# Your assignment
Scan the entries and copy each line where the word "selected" is present.

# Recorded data
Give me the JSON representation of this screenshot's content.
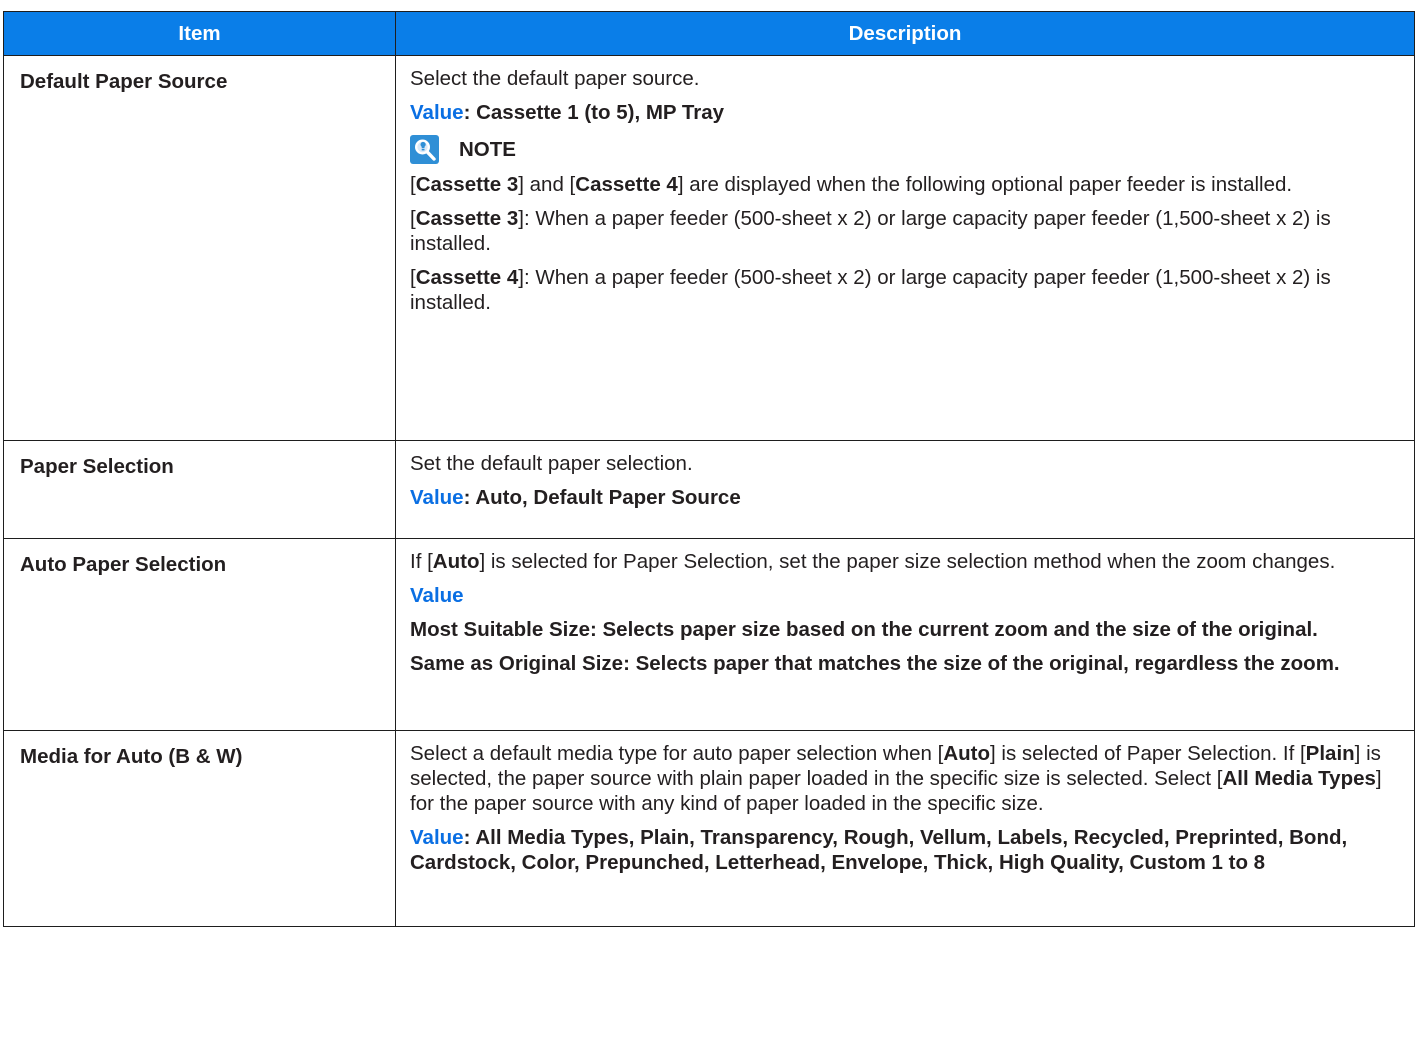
{
  "table": {
    "headers": {
      "item": "Item",
      "description": "Description"
    },
    "rows": [
      {
        "item": "Default Paper Source",
        "description": "Select the default paper source.",
        "value_label": "Value",
        "value_text": ": Cassette 1 (to 5), MP Tray",
        "note": {
          "label": "NOTE",
          "line1": {
            "o1": "[",
            "b1": "Cassette 3",
            "t1": "] and [",
            "b2": "Cassette 4",
            "t2": "] are displayed when the following optional paper feeder is installed."
          },
          "line2": {
            "o1": "[",
            "b1": "Cassette 3",
            "t1": "]: When a paper feeder (500-sheet x 2) or large capacity paper feeder (1,500-sheet x 2) is installed."
          },
          "line3": {
            "o1": "[",
            "b1": "Cassette 4",
            "t1": "]: When a paper feeder (500-sheet x 2) or large capacity paper feeder (1,500-sheet x 2) is installed."
          }
        }
      },
      {
        "item": "Paper Selection",
        "description": "Set the default paper selection.",
        "value_label": "Value",
        "value_text": ": Auto, Default Paper Source"
      },
      {
        "item": "Auto Paper Selection",
        "desc": {
          "o1": "If [",
          "b1": "Auto",
          "t1": "] is selected for Paper Selection, set the paper size selection method when the zoom changes."
        },
        "value_label": "Value",
        "option1": "Most Suitable Size: Selects paper size based on the current zoom and the size of the original.",
        "option2": "Same as Original Size: Selects paper that matches the size of the original, regardless the zoom."
      },
      {
        "item": "Media for Auto (B & W)",
        "desc": {
          "o1": "Select a default media type for auto paper selection when [",
          "b1": "Auto",
          "t1": "] is selected of Paper Selection. If [",
          "b2": "Plain",
          "t2": "] is selected, the paper source with plain paper loaded in the specific size is selected. Select [",
          "b3": "All Media Types",
          "t3": "] for the paper source with any kind of paper loaded in the specific size."
        },
        "value_label": "Value",
        "value_text": ": All Media Types, Plain, Transparency, Rough, Vellum, Labels, Recycled, Preprinted, Bond, Cardstock, Color, Prepunched, Letterhead, Envelope, Thick, High Quality, Custom 1 to 8"
      }
    ]
  },
  "colors": {
    "header_bg": "#0a7ee8",
    "value_label": "#0a6fe3",
    "note_icon": "#2f8fd6"
  },
  "icons": {
    "note": "lightbulb-magnifier-icon"
  }
}
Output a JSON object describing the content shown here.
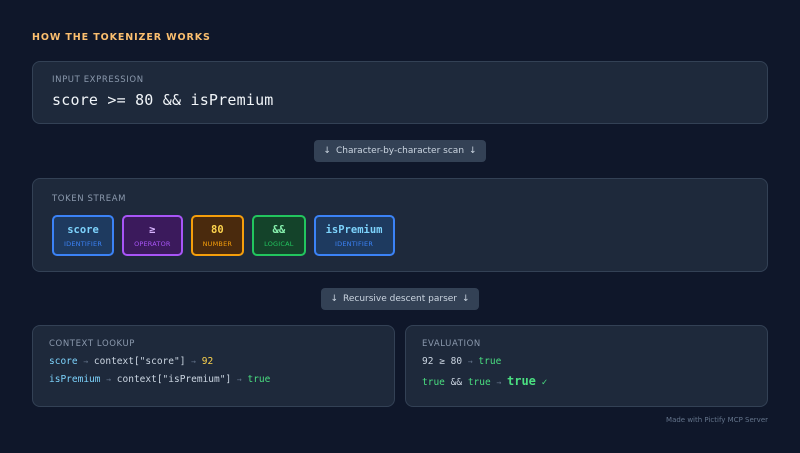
{
  "heading": "HOW THE TOKENIZER WORKS",
  "input": {
    "label": "INPUT EXPRESSION",
    "expression": "score >= 80 && isPremium"
  },
  "step1": {
    "arrow": "↓",
    "label": "Character-by-character scan"
  },
  "tokens": {
    "label": "TOKEN STREAM",
    "items": [
      {
        "value": "score",
        "type": "IDENTIFIER",
        "color": "#7dd3fc",
        "border": "#3b82f6",
        "bg": "#1e3a5f"
      },
      {
        "value": "≥",
        "type": "OPERATOR",
        "color": "#d8b4fe",
        "border": "#a855f7",
        "bg": "#3b1a5c"
      },
      {
        "value": "80",
        "type": "NUMBER",
        "color": "#fcd34d",
        "border": "#f59e0b",
        "bg": "#4a2a0d"
      },
      {
        "value": "&&",
        "type": "LOGICAL",
        "color": "#86efac",
        "border": "#22c55e",
        "bg": "#14432a"
      },
      {
        "value": "isPremium",
        "type": "IDENTIFIER",
        "color": "#7dd3fc",
        "border": "#3b82f6",
        "bg": "#1e3a5f"
      }
    ]
  },
  "step2": {
    "arrow": "↓",
    "label": "Recursive descent parser"
  },
  "context": {
    "label": "CONTEXT LOOKUP",
    "line1": {
      "id": "score",
      "arrow": "→",
      "lookup": "context[\"score\"]",
      "result": "92"
    },
    "line2": {
      "id": "isPremium",
      "arrow": "→",
      "lookup": "context[\"isPremium\"]",
      "result": "true"
    }
  },
  "evaluation": {
    "label": "EVALUATION",
    "line1": {
      "left": "92",
      "op": "≥",
      "right": "80",
      "arrow": "→",
      "result": "true"
    },
    "line2": {
      "left": "true",
      "op": "&&",
      "right": "true",
      "arrow": "→",
      "result": "true",
      "mark": "✓"
    }
  },
  "footer": "Made with Pictify MCP Server"
}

# Expected output
          "t1": "] is selected for Paper Selection, set the paper size selection method when the zoom changes."
          "t1": "] is selected of Paper Selection. If [",
          "t2": "] is selected, the paper source with plain paper loaded in the specific size is selected. Select [",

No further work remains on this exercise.